When debugging this issue in Co-Authors-Plus plugin for WordPress, I’ve read relevant classes, functions, and hooks regarding roles and capabilities in WordPress core. That triggers my curiosity to get to know more about how to design access control for applications.
This post is not really a summary or research. It’s more a note of mine for articles I’ve collected.
As mentioned in this Wikipedia page, there are over 12 patterns. However, the most common are 3 following patterns:
- Discretionary Access Control (DAC)
- Mandatory Access control (MAC)
- Role-based Access Control (RBAC) – I will focus more on this pattern as it’s very popular in web development.
- Implementation for a specific case with RBAC – HR app from concept to research: https://medium.muz.li/how-to-design-access-control-system-for-saas-application-b6455c944186
- Good summary of different types of access control: https://transang.me/access-control/
- A paper giving a summary, pros, and cons of common models mentioned above https://citeseerx.ist.psu.edu/viewdoc/download?doi=10.1.1.193.1280&rep=rep1&type=pdf
- A very good documentation from OWASP team regarding security and access control https://owasp.org/www-pdf-archive/ASDC12-Access_Control_Designs_and_Pitfalls.pdf
For the last one, there are some good things to remember:
- Give permissions to activities, not roles. For example, it should not present like this: A shop manager can edit products. It should be: A shop manager has the
edit_productpermission. To edit products, any user needs to have
edit_productpermission. This reduces errors and bring flexibility. For example, in the future, the business needs to have another role like
Warehouse Staff. We just need to create this role and assign
edit_productto it. The original code handles the editing product does not need to be changed.
- If we code to the role, we need to write more something like: A shop manager and a warehouse staff can edit products.

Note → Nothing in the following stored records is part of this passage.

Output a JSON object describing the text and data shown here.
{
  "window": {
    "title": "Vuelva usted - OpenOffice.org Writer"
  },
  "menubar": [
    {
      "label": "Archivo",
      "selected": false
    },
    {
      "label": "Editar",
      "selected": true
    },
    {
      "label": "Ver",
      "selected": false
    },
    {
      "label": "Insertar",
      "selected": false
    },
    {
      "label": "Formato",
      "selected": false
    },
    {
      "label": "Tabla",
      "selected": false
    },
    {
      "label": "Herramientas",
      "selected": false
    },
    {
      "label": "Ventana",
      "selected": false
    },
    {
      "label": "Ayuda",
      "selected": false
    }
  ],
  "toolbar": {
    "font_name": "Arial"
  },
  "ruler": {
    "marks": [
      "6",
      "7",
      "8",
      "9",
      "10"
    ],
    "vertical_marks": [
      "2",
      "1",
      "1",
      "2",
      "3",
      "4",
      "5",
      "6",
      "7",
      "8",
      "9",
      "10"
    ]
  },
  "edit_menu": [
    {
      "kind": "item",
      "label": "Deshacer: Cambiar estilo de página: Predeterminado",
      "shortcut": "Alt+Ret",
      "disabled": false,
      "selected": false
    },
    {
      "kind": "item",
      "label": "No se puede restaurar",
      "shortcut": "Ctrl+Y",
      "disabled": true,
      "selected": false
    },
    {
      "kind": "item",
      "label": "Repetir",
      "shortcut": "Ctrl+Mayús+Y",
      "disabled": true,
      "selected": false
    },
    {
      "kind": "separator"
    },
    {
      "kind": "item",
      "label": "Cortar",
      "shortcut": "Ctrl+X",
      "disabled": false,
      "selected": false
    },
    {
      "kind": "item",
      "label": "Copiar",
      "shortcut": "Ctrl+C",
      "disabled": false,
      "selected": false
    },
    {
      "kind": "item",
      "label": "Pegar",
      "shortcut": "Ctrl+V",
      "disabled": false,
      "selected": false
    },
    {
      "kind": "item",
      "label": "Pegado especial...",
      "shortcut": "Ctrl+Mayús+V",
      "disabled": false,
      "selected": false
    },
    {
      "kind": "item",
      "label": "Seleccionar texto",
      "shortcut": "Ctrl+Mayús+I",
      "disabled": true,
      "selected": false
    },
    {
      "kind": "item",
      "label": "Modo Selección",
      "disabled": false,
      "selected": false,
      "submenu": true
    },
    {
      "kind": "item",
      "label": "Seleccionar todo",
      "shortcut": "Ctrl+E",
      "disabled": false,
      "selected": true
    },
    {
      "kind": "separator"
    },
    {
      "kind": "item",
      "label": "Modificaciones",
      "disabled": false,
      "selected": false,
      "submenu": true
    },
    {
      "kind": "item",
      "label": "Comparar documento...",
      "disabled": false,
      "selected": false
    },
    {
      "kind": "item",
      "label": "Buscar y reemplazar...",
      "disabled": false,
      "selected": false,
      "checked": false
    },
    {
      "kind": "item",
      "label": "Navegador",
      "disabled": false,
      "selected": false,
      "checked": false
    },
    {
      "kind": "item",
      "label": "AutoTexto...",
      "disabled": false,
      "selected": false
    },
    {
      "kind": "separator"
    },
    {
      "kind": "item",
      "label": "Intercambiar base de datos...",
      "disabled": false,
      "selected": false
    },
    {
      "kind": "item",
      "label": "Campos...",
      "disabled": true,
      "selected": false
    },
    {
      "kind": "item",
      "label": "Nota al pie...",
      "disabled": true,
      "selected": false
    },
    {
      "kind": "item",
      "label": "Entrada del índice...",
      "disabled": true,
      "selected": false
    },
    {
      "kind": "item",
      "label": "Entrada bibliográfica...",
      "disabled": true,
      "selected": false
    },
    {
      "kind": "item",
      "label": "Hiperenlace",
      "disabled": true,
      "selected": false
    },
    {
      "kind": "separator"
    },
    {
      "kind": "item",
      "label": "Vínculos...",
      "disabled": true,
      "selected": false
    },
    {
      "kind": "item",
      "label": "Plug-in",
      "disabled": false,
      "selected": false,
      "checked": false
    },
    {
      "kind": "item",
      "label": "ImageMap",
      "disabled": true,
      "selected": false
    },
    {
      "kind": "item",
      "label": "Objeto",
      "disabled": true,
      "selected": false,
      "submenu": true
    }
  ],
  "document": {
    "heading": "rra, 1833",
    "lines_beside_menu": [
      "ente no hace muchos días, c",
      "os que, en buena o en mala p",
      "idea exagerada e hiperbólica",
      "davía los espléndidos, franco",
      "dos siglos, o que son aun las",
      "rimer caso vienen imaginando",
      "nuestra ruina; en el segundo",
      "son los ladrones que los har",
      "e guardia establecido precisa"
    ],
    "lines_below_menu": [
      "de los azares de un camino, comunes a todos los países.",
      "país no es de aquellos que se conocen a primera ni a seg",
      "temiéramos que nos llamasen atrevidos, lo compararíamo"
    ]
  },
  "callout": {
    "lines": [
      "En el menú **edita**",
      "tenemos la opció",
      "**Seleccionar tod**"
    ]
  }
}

- Deny permission by default rather than accept by default.
- Never depend on untrusted data (aka provided by users).
WordPress in Specific!
WordPress follows the RBAC pattern:
- General guide (less technical) https://wordpress.org/support/article/roles-and-capabilities/
- Technical explanation and implementation https://developer.wordpress.org/plugins/users/roles-and-capabilities/
- Super deep dive and basically it covers everything I want to know https://kinsta.com/blog/wordpress-user-roles/